Covid Conversations: The Business Voice

Covid Conversations: The Business Voice

In our last article, we explored the personal challenges described by senior leaders in managing a pandemic-altered world – along with the approaches that have helped them find balance and keep moving forward.

For our Covid Conversations project, though, we didn’t fence in our questions.

When we asked about greatest challenges, for instance, our discussions with leaders led them to unearth many dimensions of their recent management experience.

And as might be expected from a leadership group spanning diverse industries and business models, a wealth of professional insight emerged.

Brave the challenges

Echoing their personal focus on staying close and maintaining relationships, many found their greatest business challenges in the realities and constraints of a virtual world.

Collaboration at a distance, particularly in creative contexts, is a challenge made even more complicated by the sudden profusion of digital assets and tools.

Communication is fraught. Too much…or too little? Too optimistic…or too blunt? What cadence walks the line between thorough communication and overload?

Corporate priorities are elusive, with uncertainty compounded by inconsistent action (and reaction) as well as varied planning approaches across business units, teams and individuals.

The loss of casualness is a consistent lament. In a virtual world of rigorous structure, how to preserve not just the culture built through informal connections, but also the responsiveness and decision-making speed that come with in-the-moment interaction?

Bring out the best

What is the best thing your company has done in recent months? Our leaders had thorough top-of-mind responses.

Many focused on resilience and flexibility, deployed in highly creative ways. Shifting teams from underused areas to more intensive ones. New assignments. Voluntary work-sharing and compensation shifts. All delivered on the fly, with minimal bureaucracy.

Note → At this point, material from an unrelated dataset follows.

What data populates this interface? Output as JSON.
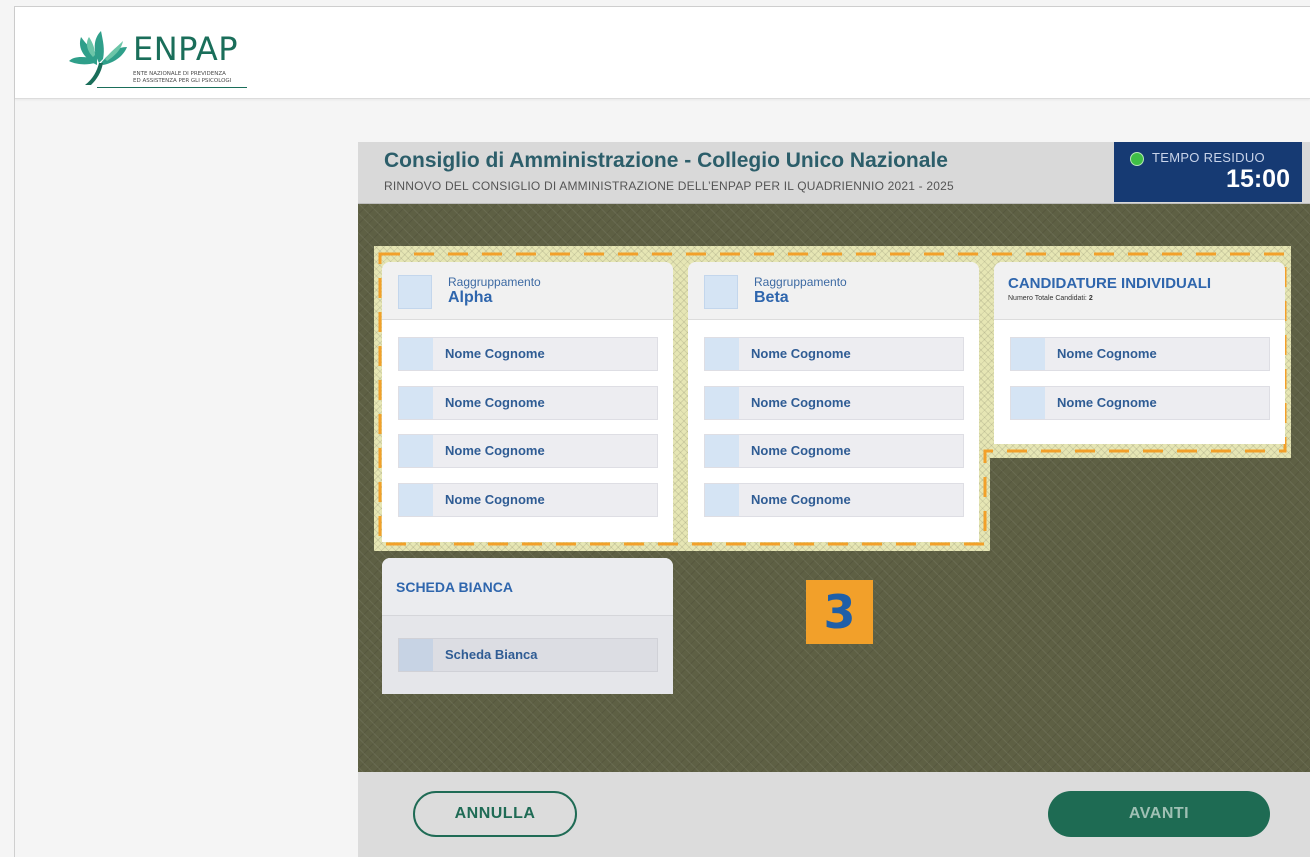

As one leader put it, “I have learned how nimble our company actually is.”

Others praised the recognition of the human dimensions of the pandemic: added personal days and time off, cash allowances to help manage transitions, greater access to wellness programs supporting mental and physical health.

Across the board, leaders praised the exponential shift in communications practice. All-staff meetings not twice a year, but twice a week. Continuous CEO messages, weekly or more often. One-on-one senior executive calls to every single employee in their area.

Faced with the difficulties of distance, companies have truly – if perhaps unexpectedly – gone above and beyond.

Be ready for change

As leaders think about next quarter, next year, the three-year plan, what changes from the Covid era do they see as staying with us for good?

Communication – content, breadth, frequency – will keep its remarkable new levels and dimensions, and leaders will have to remain committed to transparency, speed, and focus on individual needs along with team dynamics.

Working from home will be a normal part of the business landscape, and we will never all be in the office at the same time again. In most companies, building expertise in dispersed management and collaboration will be mandatory.

The definition of productivity will change to be about what gets done, not where.

Technology, data access, processes, team dynamics, schedules – all will shift to provide effective and efficient support for a diffuse corporate workscape.

And with the lessons of crisis-related speed and scramble in hand, the Scouts’ motto stands firm: always be prepared.

Bring the questions

We continue to be inspired by creative business discussions with our clients: team thinking, growth strategy, brand positioning, market assessments, new product development, innovation.

With our Covid conversations, we have added to that inspiration a world of personal, social, relationship dimensions, shared eagerly and openly.

Which brings home the fact that, whether as leadership coaches or business advisors, a simple rule holds: genuine, thoughtful questions bring authentic answers.

And those answers, in turn, bring insights and learning that forge lasting connections in the pursuit of positive change.